• **ASSIGNED TASK**: Word for word, restate each entry that appears below.

• **SOURCE RECORDS**:
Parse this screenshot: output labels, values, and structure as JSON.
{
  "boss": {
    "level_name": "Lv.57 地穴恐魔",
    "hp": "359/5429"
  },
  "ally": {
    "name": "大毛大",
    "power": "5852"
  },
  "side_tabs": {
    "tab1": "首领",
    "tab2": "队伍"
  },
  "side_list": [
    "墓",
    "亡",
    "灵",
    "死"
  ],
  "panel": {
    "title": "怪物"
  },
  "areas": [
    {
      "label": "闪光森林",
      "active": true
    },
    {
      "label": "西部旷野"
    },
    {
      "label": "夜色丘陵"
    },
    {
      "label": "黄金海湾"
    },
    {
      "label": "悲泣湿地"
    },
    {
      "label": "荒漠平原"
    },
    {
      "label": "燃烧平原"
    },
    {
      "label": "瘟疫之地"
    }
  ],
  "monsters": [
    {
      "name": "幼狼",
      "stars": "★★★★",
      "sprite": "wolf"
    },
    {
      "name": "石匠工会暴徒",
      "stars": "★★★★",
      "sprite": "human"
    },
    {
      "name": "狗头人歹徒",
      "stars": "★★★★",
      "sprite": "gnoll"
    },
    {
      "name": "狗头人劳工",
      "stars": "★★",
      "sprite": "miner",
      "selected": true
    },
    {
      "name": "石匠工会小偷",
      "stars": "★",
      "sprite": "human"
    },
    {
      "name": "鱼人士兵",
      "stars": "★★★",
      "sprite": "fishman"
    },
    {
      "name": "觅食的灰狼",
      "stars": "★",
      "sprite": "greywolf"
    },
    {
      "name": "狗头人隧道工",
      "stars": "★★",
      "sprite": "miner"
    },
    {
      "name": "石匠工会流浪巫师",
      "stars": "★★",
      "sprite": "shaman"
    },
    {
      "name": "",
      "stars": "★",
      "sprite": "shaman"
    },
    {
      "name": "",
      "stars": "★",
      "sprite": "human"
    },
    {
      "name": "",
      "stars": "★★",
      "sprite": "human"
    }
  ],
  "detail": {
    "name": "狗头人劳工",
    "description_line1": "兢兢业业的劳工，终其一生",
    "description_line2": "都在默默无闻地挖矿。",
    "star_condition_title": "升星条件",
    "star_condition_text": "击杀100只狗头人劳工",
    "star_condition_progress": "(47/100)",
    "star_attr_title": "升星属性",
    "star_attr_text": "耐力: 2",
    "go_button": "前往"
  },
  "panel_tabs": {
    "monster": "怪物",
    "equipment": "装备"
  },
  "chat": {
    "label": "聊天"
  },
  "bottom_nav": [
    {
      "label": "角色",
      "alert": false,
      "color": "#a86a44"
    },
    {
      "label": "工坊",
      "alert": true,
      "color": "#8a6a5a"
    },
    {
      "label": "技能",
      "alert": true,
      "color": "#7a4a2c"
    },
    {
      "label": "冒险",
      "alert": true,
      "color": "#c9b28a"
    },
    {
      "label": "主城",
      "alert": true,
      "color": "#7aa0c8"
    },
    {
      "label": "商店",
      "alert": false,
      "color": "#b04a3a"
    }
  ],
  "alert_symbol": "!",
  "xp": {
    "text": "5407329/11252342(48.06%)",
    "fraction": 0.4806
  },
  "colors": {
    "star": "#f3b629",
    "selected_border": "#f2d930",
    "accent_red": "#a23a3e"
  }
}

• **SOLVED PROBLEM**:
Parse this screenshot: output labels, values, and structure as JSON.
{
  "boss": {
    "level_name": "Lv.57 地穴恐魔",
    "hp": "359/5429"
  },
  "ally": {
    "name": "大毛大",
    "power": "5852"
  },
  "side_tabs": {
    "tab1": "首领",
    "tab2": "队伍"
  },
  "side_list": [
    "墓",
    "亡",
    "灵",
    "死"
  ],
  "panel": {
    "title": "怪物"
  },
  "areas": [
    {
      "label": "闪光森林",
      "active": true
    },
    {
      "label": "西部旷野"
    },
    {
      "label": "夜色丘陵"
    },
    {
      "label": "黄金海湾"
    },
    {
      "label": "悲泣湿地"
    },
    {
      "label": "荒漠平原"
    },
    {
      "label": "燃烧平原"
    },
    {
      "label": "瘟疫之地"
    }
  ],
  "monsters": [
    {
      "name": "幼狼",
      "stars": "★★★★",
      "sprite": "wolf"
    },
    {
      "name": "石匠工会暴徒",
      "stars": "★★★★",
      "sprite": "human"
    },
    {
      "name": "狗头人歹徒",
      "stars": "★★★★",
      "sprite": "gnoll"
    },
    {
      "name": "狗头人劳工",
      "stars": "★★",
      "sprite": "miner",
      "selected": true
    },
    {
      "name": "石匠工会小偷",
      "stars": "★",
      "sprite": "human"
    },
    {
      "name": "鱼人士兵",
      "stars": "★★★",
      "sprite": "fishman"
    },
    {
      "name": "觅食的灰狼",
      "stars": "★",
      "sprite": "greywolf"
    },
    {
      "name": "狗头人隧道工",
      "stars": "★★",
      "sprite": "miner"
    },
    {
      "name": "石匠工会流浪巫师",
      "stars": "★★",
      "sprite": "shaman"
    },
    {
      "name": "",
      "stars": "★",
      "sprite": "shaman"
    },
    {
      "name": "",
      "stars": "★",
      "sprite": "human"
    },
    {
      "name": "",
      "stars": "★★",
      "sprite": "human"
    }
  ],
  "detail": {
    "name": "狗头人劳工",
    "description_line1": "兢兢业业的劳工，终其一生",
    "description_line2": "都在默默无闻地挖矿。",
    "star_condition_title": "升星条件",
    "star_condition_text": "击杀100只狗头人劳工",
    "star_condition_progress": "(47/100)",
    "star_attr_title": "升星属性",
    "star_attr_text": "耐力: 2",
    "go_button": "前往"
  },
  "panel_tabs": {
    "monster": "怪物",
    "equipment": "装备"
  },
  "chat": {
    "label": "聊天"
  },
  "bottom_nav": [
    {
      "label": "角色",
      "alert": false,
      "color": "#a86a44"
    },
    {
      "label": "工坊",
      "alert": true,
      "color": "#8a6a5a"
    },
    {
      "label": "技能",
      "alert": true,
      "color": "#7a4a2c"
    },
    {
      "label": "冒险",
      "alert": true,
      "color": "#c9b28a"
    },
    {
      "label": "主城",
      "alert": true,
      "color": "#7aa0c8"
    },
    {
      "label": "商店",
      "alert": false,
      "color": "#b04a3a"
    }
  ],
  "alert_symbol": "!",
  "xp": {
    "text": "5407329/11252342(48.06%)",
    "fraction": 0.4806
  },
  "colors": {
    "star": "#f3b629",
    "selected_border": "#f2d930",
    "accent_red": "#a23a3e"
  }
}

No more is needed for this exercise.